The current mythology of the algorithm is that it is making the world smarter, more efficient, and better informed. That trickles down to our personal mythology about how we are smarter, more efficient, and better informed for living in the era of the algorithm. And still one level further down, that trickles into our behavior. As our belief in the mythology of the algorithm grows stronger, we accept more and more recommendations.
It's not that the mythology is necessarily true, however, argues technologist Jaron Lanier this month in the culture magazine Edge. Despite the fact that we behave as though the mythology is real, Lanier makes more than a few insightful points about distinguishing between the function of an algorithm and the mythology of it.
The function of an algorithm is the real thing it does.
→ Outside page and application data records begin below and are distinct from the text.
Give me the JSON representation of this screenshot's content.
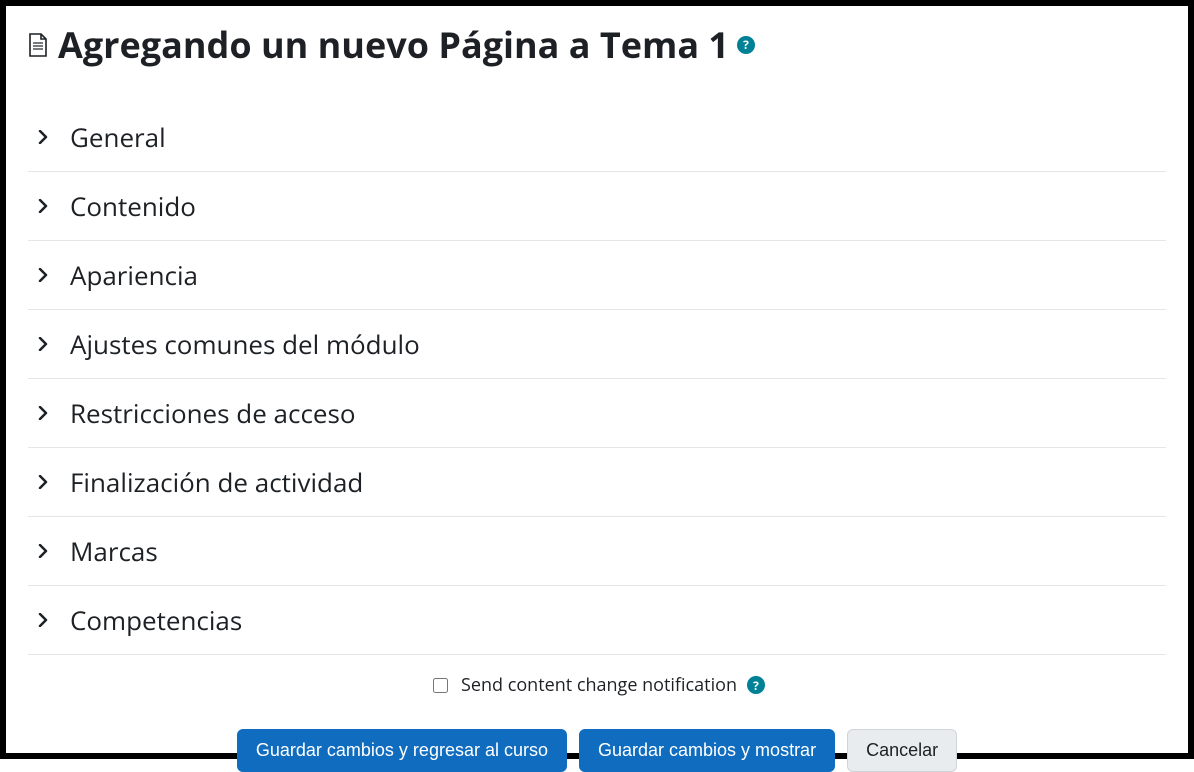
{
  "header": {
    "title": "Agregando un nuevo Página a Tema 1"
  },
  "sections": [
    {
      "label": "General"
    },
    {
      "label": "Contenido"
    },
    {
      "label": "Apariencia"
    },
    {
      "label": "Ajustes comunes del módulo"
    },
    {
      "label": "Restricciones de acceso"
    },
    {
      "label": "Finalización de actividad"
    },
    {
      "label": "Marcas"
    },
    {
      "label": "Competencias"
    }
  ],
  "notify": {
    "label": "Send content change notification"
  },
  "actions": {
    "save_return": "Guardar cambios y regresar al curso",
    "save_display": "Guardar cambios y mostrar",
    "cancel": "Cancelar"
  }
}
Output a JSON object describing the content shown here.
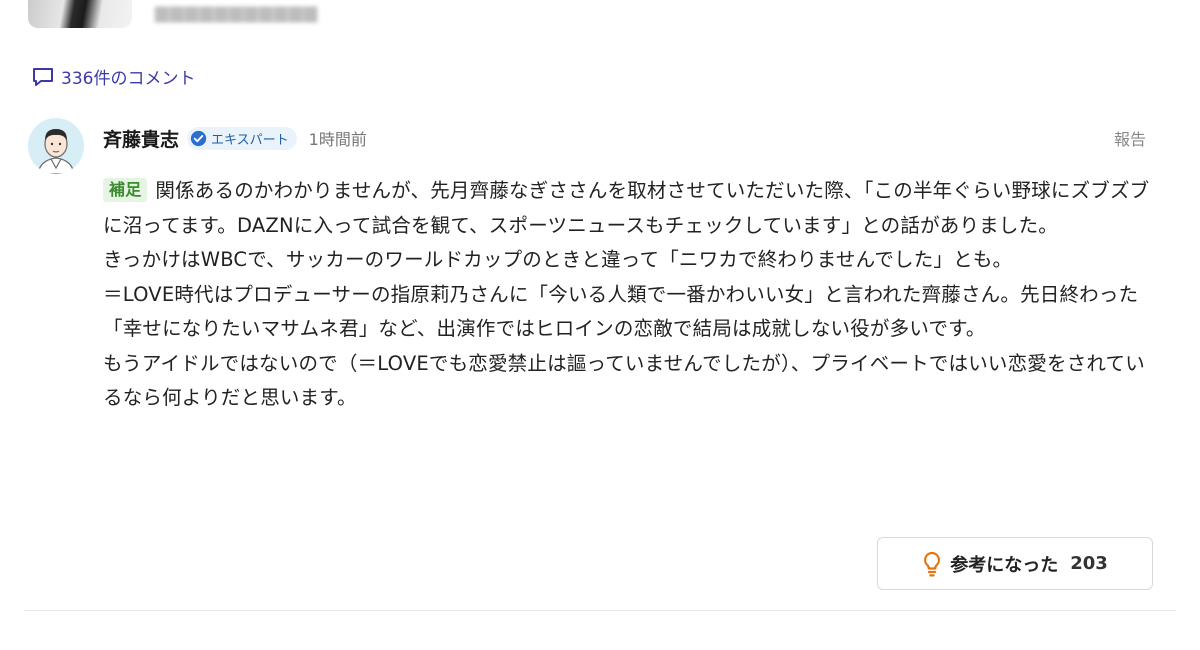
{
  "comments_header": {
    "count_label": "336件のコメント"
  },
  "comment": {
    "author": "斉藤貴志",
    "badge": "エキスパート",
    "time": "1時間前",
    "report": "報告",
    "tag": "補足",
    "paragraphs": [
      "関係あるのかわかりませんが、先月齊藤なぎささんを取材させていただいた際、「この半年ぐらい野球にズブズブに沼ってます。DAZNに入って試合を観て、スポーツニュースもチェックしています」との話がありました。",
      "きっかけはWBCで、サッカーのワールドカップのときと違って「ニワカで終わりませんでした」とも。",
      "＝LOVE時代はプロデューサーの指原莉乃さんに「今いる人類で一番かわいい女」と言われた齊藤さん。先日終わった「幸せになりたいマサムネ君」など、出演作ではヒロインの恋敵で結局は成就しない役が多いです。",
      "もうアイドルではないので（＝LOVEでも恋愛禁止は謳っていませんでしたが）、プライベートではいい恋愛をされているなら何よりだと思います。"
    ],
    "helpful_label": "参考になった",
    "helpful_count": "203"
  },
  "icons": {
    "comment": "speech-bubble-icon",
    "verified": "verified-check-icon",
    "helpful": "lightbulb-icon"
  },
  "colors": {
    "link": "#3d3aa8",
    "badge_text": "#1f5fa5",
    "badge_bg": "#eaf3fb",
    "tag_text": "#3a8a2e",
    "tag_bg": "#e6f4e3",
    "bulb": "#e8730c"
  }
}
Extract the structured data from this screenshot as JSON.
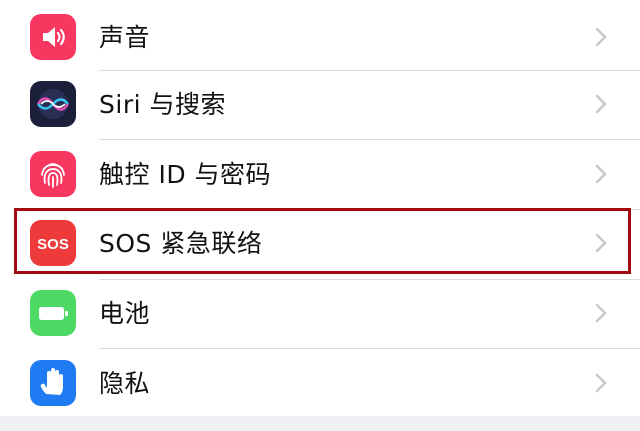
{
  "settings": {
    "items": [
      {
        "label": "声音",
        "icon": "speaker-icon",
        "icon_color": "#f7375f"
      },
      {
        "label": "Siri 与搜索",
        "icon": "siri-icon",
        "icon_color": "#1b1f3a"
      },
      {
        "label": "触控 ID 与密码",
        "icon": "fingerprint-icon",
        "icon_color": "#f7375f"
      },
      {
        "label": "SOS 紧急联络",
        "icon": "sos-icon",
        "icon_color": "#ee3a3a",
        "icon_text": "SOS",
        "highlighted": true
      },
      {
        "label": "电池",
        "icon": "battery-icon",
        "icon_color": "#4cd964"
      },
      {
        "label": "隐私",
        "icon": "hand-icon",
        "icon_color": "#1f7bf2"
      }
    ]
  },
  "colors": {
    "background": "#efeff4",
    "highlight_border": "#a30a10",
    "chevron": "#c7c7cc"
  }
}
For example, the Face++ algorithms for facial recognition combine facial recognition with if/then triggers that allow users to create actions that respond to recognized images. A store owner could use the technology to id VIPs in the store and to activate exclusive experiences.
The mythology of an algorithm is what it will do. Some of these mythologies currently include smart cities and redesigned bodies. These are the stories that fuel the conversations about The Internet of Things, where everything will be smarter, cheaper, greener, and healthier if we continue our love for algorithms.
The flip side is a radical letdown when the myth doesn't materialize out of the love. Think about how often we feel pumped while watching clips on YouTube, only to hit a recommend that's a total dud. It's like a slap in the face.
As media and mythology begin to sideswipe one another through the story of the algorithm, it's an interesting moment to ask a chicken-or-the-egg question about the media you run: can it deliver on the myths your algorithms are creating? Or will your myths collapse on themselves?